The Global Warming "Pause" is More Politics Than Science. Here's the intro to a story at The ABC Network in Australia: "Over the past 17 years, the Earth has warmed rapidly, accumulating energy at a rate equivalent to more than four atomic bomb detonations per second. That's over 2 billion atomic bombs worth of heat built up on our planet since 1998. As discussed in a new book by one of us (Dana Nuccitelli) Climatology versus Pseudoscience, research has shown that much of the heat buildup during that time was deposited in the deep layers of the Earth's oceans, temporarily keeping it from the surface..."
Let's Call It: 30 Years of Above-Average Temperatures Means The Climate Has Changed. Here's an excerpt from The Conversation: "...As you can see in the graphic above, ocean temperature doesn’t vary as much as land temperature. This fact is intuitive to many people because they understand that coastal regions don’t experience as extreme highs and lows as the interiors of continents. Since oceans cover the majority of the Earth’s surface, the combined land and ocean graph strongly resembles the graph just for the ocean. Looking at only the ocean plots, you have to go all the way back to February 1976 to find a month below average. (That would be under President Gerald Ford’s watch.)..."
Graphic credit above: "NCDC .
Acknowledging Climate Change, County by County. The Yale Project on Climate Change Communication has an interactive map that shows the level of interest/engagement broken down by couunty or congressional district. Overall 63% of Minnesotans believe warming is taking place and man is the primary driver of this observed warming. Nationwide the percentage is an identical 63%.

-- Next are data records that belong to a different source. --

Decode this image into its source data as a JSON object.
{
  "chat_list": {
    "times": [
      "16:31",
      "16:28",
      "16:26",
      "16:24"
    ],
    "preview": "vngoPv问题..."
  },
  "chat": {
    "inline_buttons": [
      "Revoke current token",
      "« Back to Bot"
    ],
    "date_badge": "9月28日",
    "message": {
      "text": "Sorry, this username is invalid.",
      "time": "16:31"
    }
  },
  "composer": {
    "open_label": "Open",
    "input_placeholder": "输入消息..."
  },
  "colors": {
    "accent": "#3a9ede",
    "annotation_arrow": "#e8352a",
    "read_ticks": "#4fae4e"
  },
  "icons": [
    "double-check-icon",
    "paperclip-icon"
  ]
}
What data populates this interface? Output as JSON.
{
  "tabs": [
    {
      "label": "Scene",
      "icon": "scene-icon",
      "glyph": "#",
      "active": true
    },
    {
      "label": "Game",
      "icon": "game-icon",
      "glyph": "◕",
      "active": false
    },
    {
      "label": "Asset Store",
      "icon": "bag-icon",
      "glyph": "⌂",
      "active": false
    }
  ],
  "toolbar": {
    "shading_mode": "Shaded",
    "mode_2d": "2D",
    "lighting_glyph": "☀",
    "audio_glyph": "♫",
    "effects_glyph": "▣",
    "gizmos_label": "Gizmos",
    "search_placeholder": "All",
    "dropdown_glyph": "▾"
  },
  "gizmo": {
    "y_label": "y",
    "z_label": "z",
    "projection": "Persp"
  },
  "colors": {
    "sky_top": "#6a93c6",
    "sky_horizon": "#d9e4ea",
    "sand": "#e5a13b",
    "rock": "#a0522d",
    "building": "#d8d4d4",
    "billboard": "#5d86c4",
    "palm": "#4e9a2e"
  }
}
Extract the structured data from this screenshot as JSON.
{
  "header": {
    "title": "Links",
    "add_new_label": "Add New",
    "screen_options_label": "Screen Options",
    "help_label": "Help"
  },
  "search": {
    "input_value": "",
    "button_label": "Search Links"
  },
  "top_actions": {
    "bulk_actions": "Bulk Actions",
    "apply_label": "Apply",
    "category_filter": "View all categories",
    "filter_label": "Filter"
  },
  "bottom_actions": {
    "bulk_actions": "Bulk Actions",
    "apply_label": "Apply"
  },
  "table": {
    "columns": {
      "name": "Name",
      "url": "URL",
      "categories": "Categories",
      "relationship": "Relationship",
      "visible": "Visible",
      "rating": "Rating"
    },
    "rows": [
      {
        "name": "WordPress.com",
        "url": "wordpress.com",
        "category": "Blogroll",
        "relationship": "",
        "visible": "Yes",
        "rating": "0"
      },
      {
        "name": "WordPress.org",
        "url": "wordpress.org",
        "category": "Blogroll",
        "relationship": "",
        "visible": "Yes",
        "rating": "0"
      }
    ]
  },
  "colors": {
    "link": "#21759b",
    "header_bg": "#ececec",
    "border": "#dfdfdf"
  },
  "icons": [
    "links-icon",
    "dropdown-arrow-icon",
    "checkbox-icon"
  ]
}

New NORAD Chief: Increased Russian Patrols, Climate Change Raise Strategic Concerns. Yes, The Air Force is acknowledging the obvious - arctic ice is shrinking (and thinning) and that has geopolitical implications; here's a clip from an interview at Colorado Public Radio: "...Well, the Arctic ice pack is receding. I mean that's clear. We see that every year. We see it receding and so the question is now, 'As it recedes, how much more commercial activity is going to be up there in the form of transportation... Resource extraction: Will companies and nations go up there for resource extraction, you know, oil, gas, minerals?' ... Clearly, the climate is changing and the ice pack is receding. The question is, ‘What does that mean in the future?’ And that’s what we’re trying to determine."
Photo credit above: "A U.S. Air Force F-22 intercepts a Russian bomber near Alaska." (Courtesy of U.S. Air Force).
British Daily's Campaign To Prevent Climate Change Raises Bold Questions About Role of Press Advocacy. Here's the intro to an interesting post at Unsocial Media: "The Guardian, the London daily that has risen from a respected but fringe player on the British political scene to a major transatlantic voice of liberal thought, did something notable and gutsy a few weeks ago, and just about nobody on this side of the ocean paid any attention. Flanked by stories and commentaries, Alan Rusbridger, the editor credited with leading the Guardian’s rise, announced March 6 that his organization was launching a campaign intended to head off the climate catastrophe that the scientific consensus has concluded is unavoidable without deep changes in public policy and industrial practice..."